WHAT THE TASK REQUIRES
What follows is a set of records; copy all of it exactly.

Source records

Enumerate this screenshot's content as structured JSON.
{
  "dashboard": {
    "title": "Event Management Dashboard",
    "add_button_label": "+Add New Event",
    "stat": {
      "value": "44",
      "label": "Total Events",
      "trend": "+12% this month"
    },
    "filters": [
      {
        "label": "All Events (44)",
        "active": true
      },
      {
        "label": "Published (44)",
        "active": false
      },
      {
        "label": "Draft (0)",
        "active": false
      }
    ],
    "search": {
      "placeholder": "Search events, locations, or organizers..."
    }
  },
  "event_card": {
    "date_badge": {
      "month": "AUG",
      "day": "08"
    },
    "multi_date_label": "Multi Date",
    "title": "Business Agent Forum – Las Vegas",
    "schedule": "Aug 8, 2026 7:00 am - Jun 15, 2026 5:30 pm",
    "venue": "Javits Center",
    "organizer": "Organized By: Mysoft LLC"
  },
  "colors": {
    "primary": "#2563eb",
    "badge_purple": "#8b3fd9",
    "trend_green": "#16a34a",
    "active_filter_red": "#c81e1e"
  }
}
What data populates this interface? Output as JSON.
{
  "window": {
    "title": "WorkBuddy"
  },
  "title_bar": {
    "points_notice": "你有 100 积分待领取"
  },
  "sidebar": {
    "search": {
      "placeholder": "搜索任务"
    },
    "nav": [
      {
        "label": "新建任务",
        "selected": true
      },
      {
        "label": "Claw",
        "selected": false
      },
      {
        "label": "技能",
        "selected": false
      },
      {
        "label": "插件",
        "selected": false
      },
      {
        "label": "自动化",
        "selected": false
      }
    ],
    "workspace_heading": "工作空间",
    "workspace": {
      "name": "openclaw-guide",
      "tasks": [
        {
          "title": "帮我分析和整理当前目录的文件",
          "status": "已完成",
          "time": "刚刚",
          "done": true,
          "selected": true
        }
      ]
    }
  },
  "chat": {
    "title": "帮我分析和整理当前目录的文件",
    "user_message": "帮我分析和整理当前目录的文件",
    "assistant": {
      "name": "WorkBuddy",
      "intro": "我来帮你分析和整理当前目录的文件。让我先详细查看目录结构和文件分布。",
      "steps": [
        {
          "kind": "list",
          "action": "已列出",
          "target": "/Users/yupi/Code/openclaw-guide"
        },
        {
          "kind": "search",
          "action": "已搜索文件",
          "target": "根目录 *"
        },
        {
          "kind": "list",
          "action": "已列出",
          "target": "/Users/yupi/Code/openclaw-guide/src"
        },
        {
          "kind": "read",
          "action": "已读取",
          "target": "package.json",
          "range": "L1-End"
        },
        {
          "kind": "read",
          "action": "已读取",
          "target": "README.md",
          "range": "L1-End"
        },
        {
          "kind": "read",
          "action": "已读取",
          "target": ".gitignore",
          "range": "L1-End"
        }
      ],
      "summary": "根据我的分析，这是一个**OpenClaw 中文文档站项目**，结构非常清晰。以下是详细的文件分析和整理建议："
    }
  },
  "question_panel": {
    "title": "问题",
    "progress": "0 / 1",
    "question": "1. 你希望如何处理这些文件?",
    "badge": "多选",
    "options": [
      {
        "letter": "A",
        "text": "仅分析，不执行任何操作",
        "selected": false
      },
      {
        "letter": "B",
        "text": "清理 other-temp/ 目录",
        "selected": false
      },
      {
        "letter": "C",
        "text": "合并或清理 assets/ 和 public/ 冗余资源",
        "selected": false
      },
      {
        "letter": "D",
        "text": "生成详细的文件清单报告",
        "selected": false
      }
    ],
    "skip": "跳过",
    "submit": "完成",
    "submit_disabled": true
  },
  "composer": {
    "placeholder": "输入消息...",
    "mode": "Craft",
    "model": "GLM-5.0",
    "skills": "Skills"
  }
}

RESULT
Enumerate this screenshot's content as structured JSON.
{
  "dashboard": {
    "title": "Event Management Dashboard",
    "add_button_label": "+Add New Event",
    "stat": {
      "value": "44",
      "label": "Total Events",
      "trend": "+12% this month"
    },
    "filters": [
      {
        "label": "All Events (44)",
        "active": true
      },
      {
        "label": "Published (44)",
        "active": false
      },
      {
        "label": "Draft (0)",
        "active": false
      }
    ],
    "search": {
      "placeholder": "Search events, locations, or organizers..."
    }
  },
  "event_card": {
    "date_badge": {
      "month": "AUG",
      "day": "08"
    },
    "multi_date_label": "Multi Date",
    "title": "Business Agent Forum – Las Vegas",
    "schedule": "Aug 8, 2026 7:00 am - Jun 15, 2026 5:30 pm",
    "venue": "Javits Center",
    "organizer": "Organized By: Mysoft LLC"
  },
  "colors": {
    "primary": "#2563eb",
    "badge_purple": "#8b3fd9",
    "trend_green": "#16a34a",
    "active_filter_red": "#c81e1e"
  }
}
What data populates this interface? Output as JSON.
{
  "window": {
    "title": "WorkBuddy"
  },
  "title_bar": {
    "points_notice": "你有 100 积分待领取"
  },
  "sidebar": {
    "search": {
      "placeholder": "搜索任务"
    },
    "nav": [
      {
        "label": "新建任务",
        "selected": true
      },
      {
        "label": "Claw",
        "selected": false
      },
      {
        "label": "技能",
        "selected": false
      },
      {
        "label": "插件",
        "selected": false
      },
      {
        "label": "自动化",
        "selected": false
      }
    ],
    "workspace_heading": "工作空间",
    "workspace": {
      "name": "openclaw-guide",
      "tasks": [
        {
          "title": "帮我分析和整理当前目录的文件",
          "status": "已完成",
          "time": "刚刚",
          "done": true,
          "selected": true
        }
      ]
    }
  },
  "chat": {
    "title": "帮我分析和整理当前目录的文件",
    "user_message": "帮我分析和整理当前目录的文件",
    "assistant": {
      "name": "WorkBuddy",
      "intro": "我来帮你分析和整理当前目录的文件。让我先详细查看目录结构和文件分布。",
      "steps": [
        {
          "kind": "list",
          "action": "已列出",
          "target": "/Users/yupi/Code/openclaw-guide"
        },
        {
          "kind": "search",
          "action": "已搜索文件",
          "target": "根目录 *"
        },
        {
          "kind": "list",
          "action": "已列出",
          "target": "/Users/yupi/Code/openclaw-guide/src"
        },
        {
          "kind": "read",
          "action": "已读取",
          "target": "package.json",
          "range": "L1-End"
        },
        {
          "kind": "read",
          "action": "已读取",
          "target": "README.md",
          "range": "L1-End"
        },
        {
          "kind": "read",
          "action": "已读取",
          "target": ".gitignore",
          "range": "L1-End"
        }
      ],
      "summary": "根据我的分析，这是一个**OpenClaw 中文文档站项目**，结构非常清晰。以下是详细的文件分析和整理建议："
    }
  },
  "question_panel": {
    "title": "问题",
    "progress": "0 / 1",
    "question": "1. 你希望如何处理这些文件?",
    "badge": "多选",
    "options": [
      {
        "letter": "A",
        "text": "仅分析，不执行任何操作",
        "selected": false
      },
      {
        "letter": "B",
        "text": "清理 other-temp/ 目录",
        "selected": false
      },
      {
        "letter": "C",
        "text": "合并或清理 assets/ 和 public/ 冗余资源",
        "selected": false
      },
      {
        "letter": "D",
        "text": "生成详细的文件清单报告",
        "selected": false
      }
    ],
    "skip": "跳过",
    "submit": "完成",
    "submit_disabled": true
  },
  "composer": {
    "placeholder": "输入消息...",
    "mode": "Craft",
    "model": "GLM-5.0",
    "skills": "Skills"
  }
}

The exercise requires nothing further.